• What is required: Below are the entries; return every line among them that holds the word "time".

--*--

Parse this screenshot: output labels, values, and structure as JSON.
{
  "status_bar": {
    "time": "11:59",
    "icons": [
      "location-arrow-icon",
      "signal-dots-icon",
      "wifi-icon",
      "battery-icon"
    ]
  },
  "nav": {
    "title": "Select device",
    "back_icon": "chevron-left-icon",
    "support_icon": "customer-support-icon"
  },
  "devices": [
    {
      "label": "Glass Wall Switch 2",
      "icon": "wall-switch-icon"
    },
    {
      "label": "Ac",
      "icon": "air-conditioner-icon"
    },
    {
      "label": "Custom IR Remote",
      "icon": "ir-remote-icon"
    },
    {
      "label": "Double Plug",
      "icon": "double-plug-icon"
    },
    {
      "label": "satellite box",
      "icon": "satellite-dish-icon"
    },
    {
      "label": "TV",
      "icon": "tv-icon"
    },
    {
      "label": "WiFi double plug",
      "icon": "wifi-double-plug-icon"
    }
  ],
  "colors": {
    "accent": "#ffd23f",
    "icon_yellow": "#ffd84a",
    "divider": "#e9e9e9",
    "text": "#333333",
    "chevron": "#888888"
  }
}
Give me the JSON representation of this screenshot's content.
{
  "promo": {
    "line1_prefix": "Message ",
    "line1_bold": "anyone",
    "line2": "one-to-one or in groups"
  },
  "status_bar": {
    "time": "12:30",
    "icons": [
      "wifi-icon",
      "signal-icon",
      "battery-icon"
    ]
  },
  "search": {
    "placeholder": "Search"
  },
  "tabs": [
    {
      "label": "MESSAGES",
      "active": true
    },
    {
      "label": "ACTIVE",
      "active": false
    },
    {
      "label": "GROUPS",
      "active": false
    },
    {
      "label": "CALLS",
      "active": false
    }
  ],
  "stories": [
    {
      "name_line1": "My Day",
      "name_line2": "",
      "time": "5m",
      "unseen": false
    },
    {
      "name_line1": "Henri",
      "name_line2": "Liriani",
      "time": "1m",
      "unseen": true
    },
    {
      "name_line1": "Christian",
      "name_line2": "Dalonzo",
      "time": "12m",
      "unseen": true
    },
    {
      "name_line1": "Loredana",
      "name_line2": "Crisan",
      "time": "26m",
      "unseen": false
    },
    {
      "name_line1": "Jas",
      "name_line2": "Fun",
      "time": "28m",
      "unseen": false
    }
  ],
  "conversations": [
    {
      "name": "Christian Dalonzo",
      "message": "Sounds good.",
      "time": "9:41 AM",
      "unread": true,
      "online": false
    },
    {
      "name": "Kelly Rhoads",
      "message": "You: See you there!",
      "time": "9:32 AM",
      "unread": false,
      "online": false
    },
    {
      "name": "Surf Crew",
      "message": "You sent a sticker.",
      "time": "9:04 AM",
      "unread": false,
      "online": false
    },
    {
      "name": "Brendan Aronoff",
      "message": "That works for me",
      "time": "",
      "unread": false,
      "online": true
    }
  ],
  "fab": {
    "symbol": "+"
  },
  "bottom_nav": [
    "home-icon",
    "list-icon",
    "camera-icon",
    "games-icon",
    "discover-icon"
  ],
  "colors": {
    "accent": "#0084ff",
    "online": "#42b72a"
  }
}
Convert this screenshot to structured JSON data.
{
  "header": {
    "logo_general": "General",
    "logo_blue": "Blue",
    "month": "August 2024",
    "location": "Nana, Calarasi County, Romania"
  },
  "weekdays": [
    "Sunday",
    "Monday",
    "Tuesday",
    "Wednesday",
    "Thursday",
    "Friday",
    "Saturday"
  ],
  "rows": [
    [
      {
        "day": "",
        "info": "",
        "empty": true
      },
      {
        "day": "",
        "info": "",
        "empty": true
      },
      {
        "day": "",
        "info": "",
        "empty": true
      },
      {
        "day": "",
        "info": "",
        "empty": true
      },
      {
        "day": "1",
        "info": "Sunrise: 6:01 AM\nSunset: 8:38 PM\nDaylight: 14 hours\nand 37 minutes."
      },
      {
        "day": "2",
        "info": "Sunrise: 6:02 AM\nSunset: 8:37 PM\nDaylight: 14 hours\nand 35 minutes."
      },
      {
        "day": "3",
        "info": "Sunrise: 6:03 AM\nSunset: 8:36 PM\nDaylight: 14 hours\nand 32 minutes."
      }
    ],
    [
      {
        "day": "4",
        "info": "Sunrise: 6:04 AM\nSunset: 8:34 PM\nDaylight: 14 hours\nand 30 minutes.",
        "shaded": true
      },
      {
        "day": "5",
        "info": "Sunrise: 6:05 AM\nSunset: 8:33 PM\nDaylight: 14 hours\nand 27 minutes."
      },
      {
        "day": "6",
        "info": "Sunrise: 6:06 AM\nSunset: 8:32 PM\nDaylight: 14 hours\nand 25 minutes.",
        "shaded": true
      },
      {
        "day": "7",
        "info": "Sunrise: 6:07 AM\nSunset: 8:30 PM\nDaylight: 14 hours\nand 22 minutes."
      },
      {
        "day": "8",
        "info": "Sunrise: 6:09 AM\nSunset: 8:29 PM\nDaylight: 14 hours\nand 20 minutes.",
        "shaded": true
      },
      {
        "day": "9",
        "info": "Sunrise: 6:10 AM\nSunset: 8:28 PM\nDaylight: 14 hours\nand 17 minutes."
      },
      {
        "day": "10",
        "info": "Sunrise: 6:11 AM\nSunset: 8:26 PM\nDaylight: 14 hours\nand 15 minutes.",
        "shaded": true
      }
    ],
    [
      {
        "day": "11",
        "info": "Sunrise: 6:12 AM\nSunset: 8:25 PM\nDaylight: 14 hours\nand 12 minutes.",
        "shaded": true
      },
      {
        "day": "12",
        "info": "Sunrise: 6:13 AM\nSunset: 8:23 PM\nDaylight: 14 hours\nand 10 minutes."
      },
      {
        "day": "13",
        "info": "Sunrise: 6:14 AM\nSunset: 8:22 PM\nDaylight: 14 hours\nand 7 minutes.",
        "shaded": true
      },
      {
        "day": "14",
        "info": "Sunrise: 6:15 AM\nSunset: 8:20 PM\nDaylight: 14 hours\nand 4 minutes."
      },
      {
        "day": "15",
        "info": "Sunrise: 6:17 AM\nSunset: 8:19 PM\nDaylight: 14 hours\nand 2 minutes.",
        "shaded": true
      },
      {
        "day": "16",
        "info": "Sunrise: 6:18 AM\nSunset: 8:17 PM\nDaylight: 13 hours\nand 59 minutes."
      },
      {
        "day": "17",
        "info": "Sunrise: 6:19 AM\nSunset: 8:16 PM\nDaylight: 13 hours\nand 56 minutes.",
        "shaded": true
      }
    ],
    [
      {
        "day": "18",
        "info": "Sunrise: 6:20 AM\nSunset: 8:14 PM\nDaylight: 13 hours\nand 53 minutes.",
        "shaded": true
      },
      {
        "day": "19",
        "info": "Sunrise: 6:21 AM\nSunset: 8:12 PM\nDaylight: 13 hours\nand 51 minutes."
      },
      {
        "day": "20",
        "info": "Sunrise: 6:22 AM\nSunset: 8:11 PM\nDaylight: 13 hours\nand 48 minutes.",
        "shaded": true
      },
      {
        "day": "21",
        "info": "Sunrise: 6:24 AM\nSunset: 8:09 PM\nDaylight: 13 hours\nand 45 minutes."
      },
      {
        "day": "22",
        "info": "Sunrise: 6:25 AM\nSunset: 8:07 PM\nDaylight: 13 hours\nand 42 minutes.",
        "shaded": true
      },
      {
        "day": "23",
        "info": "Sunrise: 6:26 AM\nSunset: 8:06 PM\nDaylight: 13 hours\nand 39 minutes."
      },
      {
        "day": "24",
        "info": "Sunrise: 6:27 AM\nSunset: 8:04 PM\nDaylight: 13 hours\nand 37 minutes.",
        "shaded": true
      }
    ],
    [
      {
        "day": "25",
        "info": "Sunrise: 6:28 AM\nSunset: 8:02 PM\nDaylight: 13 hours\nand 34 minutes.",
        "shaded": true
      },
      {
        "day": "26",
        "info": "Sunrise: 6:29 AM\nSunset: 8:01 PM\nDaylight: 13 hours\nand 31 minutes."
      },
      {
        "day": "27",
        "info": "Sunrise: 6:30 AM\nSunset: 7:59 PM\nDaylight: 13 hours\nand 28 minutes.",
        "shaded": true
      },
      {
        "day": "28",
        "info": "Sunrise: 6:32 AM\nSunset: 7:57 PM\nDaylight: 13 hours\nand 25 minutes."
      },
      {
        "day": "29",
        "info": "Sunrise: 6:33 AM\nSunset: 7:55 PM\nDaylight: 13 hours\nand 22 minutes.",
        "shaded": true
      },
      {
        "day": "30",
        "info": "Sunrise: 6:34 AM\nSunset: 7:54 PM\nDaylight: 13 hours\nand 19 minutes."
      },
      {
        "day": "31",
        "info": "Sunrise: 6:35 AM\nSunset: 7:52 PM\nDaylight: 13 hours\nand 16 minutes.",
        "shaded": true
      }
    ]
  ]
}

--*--

• Output:
    "time": "11:59",
    "time": "12:30",
      "time": "5m",
      "time": "1m",
      "time": "12m",
      "time": "26m",
      "time": "28m",
      "time": "9:41 AM",
      "time": "9:32 AM",
      "time": "9:04 AM",
      "time": "",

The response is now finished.